Murch's third priority is rhythm. Just like music, he believes editing must have a beat, a rhythm, a sense of phrasing. Is a cut interesting here, or dull? What does it do to the pacing of a scene? Shake it up? Or flatten it? 

Gary King: A) I did not. And B) How did you know about that?
Sam Chamberlain: A) It's a small town. B) I'm not stupid. And C) They told me.
King: Right, well. I did. Once. But I was wasted. Which was creepy, because it was like there was four of them. I'm not proud of it. I am a bit.
Chamberlain: Is this what you wanted to tell me?
King: No. 

Fourth is something he calls eye trace. How does the cut affect where the audience focuses in the frame? The editor should be aware of where they want the audience to be looking, and then use that use that to surprise or confirm their instincts, depending on what the scene is trying to accomplish. 

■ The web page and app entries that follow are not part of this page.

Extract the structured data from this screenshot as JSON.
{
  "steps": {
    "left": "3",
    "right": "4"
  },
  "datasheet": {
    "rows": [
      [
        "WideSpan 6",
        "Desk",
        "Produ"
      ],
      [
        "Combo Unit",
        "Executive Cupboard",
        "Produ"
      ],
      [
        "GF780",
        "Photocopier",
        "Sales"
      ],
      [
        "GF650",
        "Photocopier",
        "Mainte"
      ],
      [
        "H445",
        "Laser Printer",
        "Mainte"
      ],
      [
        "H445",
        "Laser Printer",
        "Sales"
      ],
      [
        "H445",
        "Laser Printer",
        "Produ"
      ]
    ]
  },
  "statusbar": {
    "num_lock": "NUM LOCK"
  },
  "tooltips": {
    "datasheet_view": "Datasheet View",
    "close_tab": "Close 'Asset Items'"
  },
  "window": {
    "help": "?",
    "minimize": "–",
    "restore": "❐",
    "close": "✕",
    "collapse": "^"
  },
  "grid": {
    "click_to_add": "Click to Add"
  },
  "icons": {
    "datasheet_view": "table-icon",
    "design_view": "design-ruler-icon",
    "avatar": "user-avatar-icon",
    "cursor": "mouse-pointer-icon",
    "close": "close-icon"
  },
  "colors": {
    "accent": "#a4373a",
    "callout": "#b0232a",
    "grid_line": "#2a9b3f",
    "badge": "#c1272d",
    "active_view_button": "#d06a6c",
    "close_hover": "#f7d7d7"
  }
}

The last two priorities charge the editor with being aware of both the two dimensional place of the screen as well as three dimensional space. These are fancy ways of saying the cut has the power to maintain or disorient the audience as to the physical space within the scene. All told, the editor should be conscious of how the cut affects the audience's understanding of the world of the film. 

[Cantonese dialogue]

Editors are as vital to the filmmaking process as they are low profile. By the time the film is screening in a theater, no one knows the footage, the emotional beats, the pacing, and the performances better than the editor. Without them, we'd just have a pile of random footage. With them, we have magic. 

  Review and Credits (10:12)


Today, we talked about the job of the editor, as both a technician and an artist. We learned about the history of film editing, from hand-cutting film to using digital editing software. And we explored the impact of the choices an editor makes in collaboration with the director, and how those cuts can bring a film to life. Next time, we'll explore marketing, the surprisingly creative work done after the film is edited, as distributors try to pitch the film to its intended audience. 

Crash Course Film Production is produced in association with PBS Digital Studios. You can head over to their channel, check out a playlist of their latest shows, like PBS Infinite Series, PBS Space Time, and It's Okay to Be Smart. This episode of Crash Course was filmed in the Dr. Cheryl C. Kinney Crash Course Studio with the help of these nice people. And our amazing graphics team is Thought Cafe.

[Theme music]